Southern (NYSE: SO) official Cheri Collins realizes “the world is watching” as subsidiary Georgia Power and its partners build Vogtle Units 3 and 4 near Waynesboro, Ga.
Collins is Southern’s General Manager and External Affairs Liaison for Nuclear Operations and Development. Collins participated in a Sept. 20 webcast on the future of U.S. nuclear power, which also featured Vermont Public Service Department Deputy Commissioner Sarah Hofmann and Nuclear Regulatory Commission member William Ostendorff.
The webcast was sponsored by EnergyBiz magazine, which like GenerationHub, is part of Energy Central.
One thing that all three panelists seemed to agree upon was that the construction of the two new Vogtle units, as well as two new units under construction at the V.C. Summer station in South Carolina, will have an impact on future nuclear projects in the United States. Summer is being built by SCANA (NYSE: SCG) as the majority partner.
All four units were approved by the NRC earlier this year. They are the first nuclear units ordered domestically in the past 30 years and any cost over-runs or project delays could give nuclear power a black eye, the officials agreed.
The “certified” budget for the two new Vogtle units is $14bn with Georgia Power’s share being $6.1 bn, Collins said. “We realize that the world is watching,” Collins said. There have been no cost over-runs to date, she said.
There are currently 2,300 workers involved in the construction effort at Vogtle Units 3 and 4 near Waynesboro, Ga. Several hundred permanent employees will also be involved in operating the two new units.
Vogtle 3 is expected to come online in 2016 and Vogtle 4 in 2017.
Gas, spent fuel, small reactors also on the radar
The participants also seemed to agree that nuclear power’s future will be linked with its ability to compete with domestic natural gas. “Can it compete with gas?” That could probably be “the death knell for nuclear power,” Hofmann said.
Nuclear advocates have pointed to small modular reactors (SMRs) as an option that could potentially enable utilities to incrementally add atomic power in far less than 1,000-MW chunks, which typically require multi-billion-dollar investments.
Ostendorff said he would not be surprised to see one or more SMRs operating domestically by the end of the decade.
The U.S. Department of Energy (DOE) could announce financial incentive awards for a couple of SMRs this fall and the NRC expects to receive its first mini-reactor applications in 2013, Ostendorff said.
If the NRC approves its first SMR applications within three years of submittal, such units might be operating by the end of the decade, Ostendorff said.
On the regulatory front, Ostendorff said the vast majority of the nation’s 104 nuclear reactors have either had their original operating licenses renewed for an additional 20 years or have applications for extensions currently under review by NRC.
The state of Vermont has been trying to shut down the Vermont Yankee plant owned by an Entergy (NYSE: ETR) subsidiary, although the plant has received a 20-year extension from NRC.
Certainly, Vermont is in the thick of litigation that could affect the entire country, Hofmann said.

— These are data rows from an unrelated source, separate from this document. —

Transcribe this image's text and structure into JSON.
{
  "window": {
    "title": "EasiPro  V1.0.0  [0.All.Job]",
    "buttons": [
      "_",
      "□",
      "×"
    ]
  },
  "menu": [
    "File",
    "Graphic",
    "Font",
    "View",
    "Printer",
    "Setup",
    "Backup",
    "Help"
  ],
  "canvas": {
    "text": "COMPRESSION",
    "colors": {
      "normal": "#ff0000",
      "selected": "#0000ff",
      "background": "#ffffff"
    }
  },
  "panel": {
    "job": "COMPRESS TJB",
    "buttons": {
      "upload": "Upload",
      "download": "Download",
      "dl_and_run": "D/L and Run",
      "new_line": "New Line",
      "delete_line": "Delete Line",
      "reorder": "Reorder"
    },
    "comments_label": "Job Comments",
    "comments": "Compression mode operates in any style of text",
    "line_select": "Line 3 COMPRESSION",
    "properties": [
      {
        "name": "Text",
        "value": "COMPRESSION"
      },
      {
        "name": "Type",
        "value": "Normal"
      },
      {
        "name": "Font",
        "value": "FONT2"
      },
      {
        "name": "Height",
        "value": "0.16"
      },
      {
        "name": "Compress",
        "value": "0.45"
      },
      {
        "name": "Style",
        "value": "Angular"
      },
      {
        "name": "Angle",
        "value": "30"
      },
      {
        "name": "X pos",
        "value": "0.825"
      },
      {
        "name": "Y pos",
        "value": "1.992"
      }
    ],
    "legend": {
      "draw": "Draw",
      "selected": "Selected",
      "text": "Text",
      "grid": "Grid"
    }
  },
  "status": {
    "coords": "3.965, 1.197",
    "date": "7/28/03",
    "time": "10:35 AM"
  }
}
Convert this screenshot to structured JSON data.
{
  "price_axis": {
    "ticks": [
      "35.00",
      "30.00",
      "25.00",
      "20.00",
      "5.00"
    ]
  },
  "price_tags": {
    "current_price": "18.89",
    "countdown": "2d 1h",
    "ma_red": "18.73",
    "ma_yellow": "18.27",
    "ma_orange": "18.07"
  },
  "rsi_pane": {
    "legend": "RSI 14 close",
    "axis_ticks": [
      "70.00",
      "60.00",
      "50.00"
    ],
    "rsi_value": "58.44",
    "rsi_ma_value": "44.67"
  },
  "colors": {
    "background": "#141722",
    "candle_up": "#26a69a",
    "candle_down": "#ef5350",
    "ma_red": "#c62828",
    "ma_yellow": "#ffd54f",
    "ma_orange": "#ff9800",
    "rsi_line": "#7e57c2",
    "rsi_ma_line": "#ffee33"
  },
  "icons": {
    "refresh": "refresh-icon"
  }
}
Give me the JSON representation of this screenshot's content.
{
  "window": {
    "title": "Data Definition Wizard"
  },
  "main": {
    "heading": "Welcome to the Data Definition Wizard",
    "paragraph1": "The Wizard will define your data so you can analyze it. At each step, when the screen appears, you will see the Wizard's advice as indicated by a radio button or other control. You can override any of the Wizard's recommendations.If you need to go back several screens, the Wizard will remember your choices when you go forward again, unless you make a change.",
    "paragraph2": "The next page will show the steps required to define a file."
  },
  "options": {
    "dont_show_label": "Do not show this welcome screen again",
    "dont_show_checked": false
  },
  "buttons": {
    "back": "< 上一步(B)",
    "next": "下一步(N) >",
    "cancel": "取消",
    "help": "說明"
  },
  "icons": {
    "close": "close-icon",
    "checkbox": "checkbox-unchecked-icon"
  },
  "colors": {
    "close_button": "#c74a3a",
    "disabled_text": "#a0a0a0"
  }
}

The Vermont official said that, unlike the Southeast, nuclear power does not seem to enjoy much popular backing in her state.
Hofmann said Vermont residents have concerns about tritium leaks at Vermont Yankee as well as the state’s often rocky relationship with Entergy.
Hofmann also said the cost of storing nuclear fuel on-site, possibly indefinitely, cannot be ignored.
The legal damages that DOE has been forced to pay nuclear operators and ratepayers for failing to accept spent fuel to date, should be included in the cost of nuclear power, Hofmann said.
“Let’s get beyond wishful thinking” on the future of spent fuel or the industry is doomed to failure, Hofmann said.